- [Exercise description]: Write the entries out again. Every character must match.

------------------------------------

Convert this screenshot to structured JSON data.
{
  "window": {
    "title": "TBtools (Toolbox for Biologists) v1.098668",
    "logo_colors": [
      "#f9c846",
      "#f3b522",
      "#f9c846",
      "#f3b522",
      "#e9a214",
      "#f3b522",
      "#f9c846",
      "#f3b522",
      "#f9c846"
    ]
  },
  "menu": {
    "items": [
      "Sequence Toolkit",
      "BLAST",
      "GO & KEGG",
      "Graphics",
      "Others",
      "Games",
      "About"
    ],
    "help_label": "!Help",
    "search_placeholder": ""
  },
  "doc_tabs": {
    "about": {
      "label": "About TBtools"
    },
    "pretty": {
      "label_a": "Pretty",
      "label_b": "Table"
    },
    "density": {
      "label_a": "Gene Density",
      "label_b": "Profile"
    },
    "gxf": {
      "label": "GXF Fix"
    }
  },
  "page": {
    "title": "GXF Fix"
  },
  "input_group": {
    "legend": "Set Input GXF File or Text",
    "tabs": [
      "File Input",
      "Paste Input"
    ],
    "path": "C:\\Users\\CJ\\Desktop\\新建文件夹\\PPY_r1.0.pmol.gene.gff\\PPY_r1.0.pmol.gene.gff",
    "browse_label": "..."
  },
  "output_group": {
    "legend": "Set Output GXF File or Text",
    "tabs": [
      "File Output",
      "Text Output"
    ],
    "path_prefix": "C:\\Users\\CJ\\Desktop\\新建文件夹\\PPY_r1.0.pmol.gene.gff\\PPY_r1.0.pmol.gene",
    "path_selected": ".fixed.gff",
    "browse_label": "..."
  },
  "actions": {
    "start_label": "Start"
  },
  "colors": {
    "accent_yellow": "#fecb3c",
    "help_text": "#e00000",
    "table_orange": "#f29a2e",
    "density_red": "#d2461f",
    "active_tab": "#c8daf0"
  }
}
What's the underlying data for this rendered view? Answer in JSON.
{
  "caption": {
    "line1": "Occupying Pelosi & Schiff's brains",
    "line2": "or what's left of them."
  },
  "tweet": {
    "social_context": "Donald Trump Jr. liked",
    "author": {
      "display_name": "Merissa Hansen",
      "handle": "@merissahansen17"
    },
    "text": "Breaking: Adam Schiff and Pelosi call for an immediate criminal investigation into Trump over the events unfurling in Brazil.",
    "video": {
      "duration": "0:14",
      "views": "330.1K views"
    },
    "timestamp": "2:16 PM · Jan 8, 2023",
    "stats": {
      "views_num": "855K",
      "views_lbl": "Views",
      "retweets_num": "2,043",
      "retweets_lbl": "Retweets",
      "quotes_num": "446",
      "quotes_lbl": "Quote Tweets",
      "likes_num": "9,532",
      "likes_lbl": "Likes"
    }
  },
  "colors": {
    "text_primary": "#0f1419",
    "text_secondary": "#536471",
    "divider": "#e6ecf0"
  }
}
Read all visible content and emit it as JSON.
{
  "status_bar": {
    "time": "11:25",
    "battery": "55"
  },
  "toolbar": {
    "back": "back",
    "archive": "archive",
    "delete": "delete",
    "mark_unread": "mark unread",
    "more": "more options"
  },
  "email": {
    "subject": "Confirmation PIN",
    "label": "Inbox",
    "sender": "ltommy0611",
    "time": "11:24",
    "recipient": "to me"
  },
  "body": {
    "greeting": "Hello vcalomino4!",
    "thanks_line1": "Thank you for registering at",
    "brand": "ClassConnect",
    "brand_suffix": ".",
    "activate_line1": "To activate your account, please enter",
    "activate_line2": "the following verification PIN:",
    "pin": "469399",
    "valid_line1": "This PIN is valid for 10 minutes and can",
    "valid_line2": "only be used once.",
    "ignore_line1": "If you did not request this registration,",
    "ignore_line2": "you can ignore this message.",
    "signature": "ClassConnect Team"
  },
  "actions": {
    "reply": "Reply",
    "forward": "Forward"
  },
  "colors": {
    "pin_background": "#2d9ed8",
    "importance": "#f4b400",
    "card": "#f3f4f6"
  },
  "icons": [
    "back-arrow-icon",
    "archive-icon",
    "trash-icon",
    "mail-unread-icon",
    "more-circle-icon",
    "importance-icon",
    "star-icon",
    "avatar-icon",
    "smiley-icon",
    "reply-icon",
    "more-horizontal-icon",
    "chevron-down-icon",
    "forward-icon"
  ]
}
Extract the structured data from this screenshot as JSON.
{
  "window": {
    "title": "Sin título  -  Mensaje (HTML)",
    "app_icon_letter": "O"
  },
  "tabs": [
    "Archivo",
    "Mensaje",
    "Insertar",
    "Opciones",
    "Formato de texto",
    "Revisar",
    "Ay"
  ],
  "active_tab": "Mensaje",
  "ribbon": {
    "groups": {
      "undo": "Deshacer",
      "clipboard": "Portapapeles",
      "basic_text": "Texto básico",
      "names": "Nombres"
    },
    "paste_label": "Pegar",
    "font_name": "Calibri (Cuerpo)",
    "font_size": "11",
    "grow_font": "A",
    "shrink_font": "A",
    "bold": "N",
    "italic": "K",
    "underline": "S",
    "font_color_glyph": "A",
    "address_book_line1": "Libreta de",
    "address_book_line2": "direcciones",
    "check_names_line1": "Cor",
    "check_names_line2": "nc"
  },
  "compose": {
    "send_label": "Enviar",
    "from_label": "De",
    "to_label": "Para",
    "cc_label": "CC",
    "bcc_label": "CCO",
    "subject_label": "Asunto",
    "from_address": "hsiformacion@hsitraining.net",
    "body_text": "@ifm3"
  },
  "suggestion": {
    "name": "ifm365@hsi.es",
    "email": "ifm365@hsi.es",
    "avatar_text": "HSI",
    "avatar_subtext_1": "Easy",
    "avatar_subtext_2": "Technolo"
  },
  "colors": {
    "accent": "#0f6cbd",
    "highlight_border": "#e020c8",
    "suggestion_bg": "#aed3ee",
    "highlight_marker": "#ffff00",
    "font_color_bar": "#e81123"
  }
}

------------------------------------

- [Exercise solution]:
Convert this screenshot to structured JSON data.
{
  "window": {
    "title": "TBtools (Toolbox for Biologists) v1.098668",
    "logo_colors": [
      "#f9c846",
      "#f3b522",
      "#f9c846",
      "#f3b522",
      "#e9a214",
      "#f3b522",
      "#f9c846",
      "#f3b522",
      "#f9c846"
    ]
  },
  "menu": {
    "items": [
      "Sequence Toolkit",
      "BLAST",
      "GO & KEGG",
      "Graphics",
      "Others",
      "Games",
      "About"
    ],
    "help_label": "!Help",
    "search_placeholder": ""
  },
  "doc_tabs": {
    "about": {
      "label": "About TBtools"
    },
    "pretty": {
      "label_a": "Pretty",
      "label_b": "Table"
    },
    "density": {
      "label_a": "Gene Density",
      "label_b": "Profile"
    },
    "gxf": {
      "label": "GXF Fix"
    }
  },
  "page": {
    "title": "GXF Fix"
  },
  "input_group": {
    "legend": "Set Input GXF File or Text",
    "tabs": [
      "File Input",
      "Paste Input"
    ],
    "path": "C:\\Users\\CJ\\Desktop\\新建文件夹\\PPY_r1.0.pmol.gene.gff\\PPY_r1.0.pmol.gene.gff",
    "browse_label": "..."
  },
  "output_group": {
    "legend": "Set Output GXF File or Text",
    "tabs": [
      "File Output",
      "Text Output"
    ],
    "path_prefix": "C:\\Users\\CJ\\Desktop\\新建文件夹\\PPY_r1.0.pmol.gene.gff\\PPY_r1.0.pmol.gene",
    "path_selected": ".fixed.gff",
    "browse_label": "..."
  },
  "actions": {
    "start_label": "Start"
  },
  "colors": {
    "accent_yellow": "#fecb3c",
    "help_text": "#e00000",
    "table_orange": "#f29a2e",
    "density_red": "#d2461f",
    "active_tab": "#c8daf0"
  }
}
What's the underlying data for this rendered view? Answer in JSON.
{
  "caption": {
    "line1": "Occupying Pelosi & Schiff's brains",
    "line2": "or what's left of them."
  },
  "tweet": {
    "social_context": "Donald Trump Jr. liked",
    "author": {
      "display_name": "Merissa Hansen",
      "handle": "@merissahansen17"
    },
    "text": "Breaking: Adam Schiff and Pelosi call for an immediate criminal investigation into Trump over the events unfurling in Brazil.",
    "video": {
      "duration": "0:14",
      "views": "330.1K views"
    },
    "timestamp": "2:16 PM · Jan 8, 2023",
    "stats": {
      "views_num": "855K",
      "views_lbl": "Views",
      "retweets_num": "2,043",
      "retweets_lbl": "Retweets",
      "quotes_num": "446",
      "quotes_lbl": "Quote Tweets",
      "likes_num": "9,532",
      "likes_lbl": "Likes"
    }
  },
  "colors": {
    "text_primary": "#0f1419",
    "text_secondary": "#536471",
    "divider": "#e6ecf0"
  }
}
Read all visible content and emit it as JSON.
{
  "status_bar": {
    "time": "11:25",
    "battery": "55"
  },
  "toolbar": {
    "back": "back",
    "archive": "archive",
    "delete": "delete",
    "mark_unread": "mark unread",
    "more": "more options"
  },
  "email": {
    "subject": "Confirmation PIN",
    "label": "Inbox",
    "sender": "ltommy0611",
    "time": "11:24",
    "recipient": "to me"
  },
  "body": {
    "greeting": "Hello vcalomino4!",
    "thanks_line1": "Thank you for registering at",
    "brand": "ClassConnect",
    "brand_suffix": ".",
    "activate_line1": "To activate your account, please enter",
    "activate_line2": "the following verification PIN:",
    "pin": "469399",
    "valid_line1": "This PIN is valid for 10 minutes and can",
    "valid_line2": "only be used once.",
    "ignore_line1": "If you did not request this registration,",
    "ignore_line2": "you can ignore this message.",
    "signature": "ClassConnect Team"
  },
  "actions": {
    "reply": "Reply",
    "forward": "Forward"
  },
  "colors": {
    "pin_background": "#2d9ed8",
    "importance": "#f4b400",
    "card": "#f3f4f6"
  },
  "icons": [
    "back-arrow-icon",
    "archive-icon",
    "trash-icon",
    "mail-unread-icon",
    "more-circle-icon",
    "importance-icon",
    "star-icon",
    "avatar-icon",
    "smiley-icon",
    "reply-icon",
    "more-horizontal-icon",
    "chevron-down-icon",
    "forward-icon"
  ]
}
Extract the structured data from this screenshot as JSON.
{
  "window": {
    "title": "Sin título  -  Mensaje (HTML)",
    "app_icon_letter": "O"
  },
  "tabs": [
    "Archivo",
    "Mensaje",
    "Insertar",
    "Opciones",
    "Formato de texto",
    "Revisar",
    "Ay"
  ],
  "active_tab": "Mensaje",
  "ribbon": {
    "groups": {
      "undo": "Deshacer",
      "clipboard": "Portapapeles",
      "basic_text": "Texto básico",
      "names": "Nombres"
    },
    "paste_label": "Pegar",
    "font_name": "Calibri (Cuerpo)",
    "font_size": "11",
    "grow_font": "A",
    "shrink_font": "A",
    "bold": "N",
    "italic": "K",
    "underline": "S",
    "font_color_glyph": "A",
    "address_book_line1": "Libreta de",
    "address_book_line2": "direcciones",
    "check_names_line1": "Cor",
    "check_names_line2": "nc"
  },
  "compose": {
    "send_label": "Enviar",
    "from_label": "De",
    "to_label": "Para",
    "cc_label": "CC",
    "bcc_label": "CCO",
    "subject_label": "Asunto",
    "from_address": "hsiformacion@hsitraining.net",
    "body_text": "@ifm3"
  },
  "suggestion": {
    "name": "ifm365@hsi.es",
    "email": "ifm365@hsi.es",
    "avatar_text": "HSI",
    "avatar_subtext_1": "Easy",
    "avatar_subtext_2": "Technolo"
  },
  "colors": {
    "accent": "#0f6cbd",
    "highlight_border": "#e020c8",
    "suggestion_bg": "#aed3ee",
    "highlight_marker": "#ffff00",
    "font_color_bar": "#e81123"
  }
}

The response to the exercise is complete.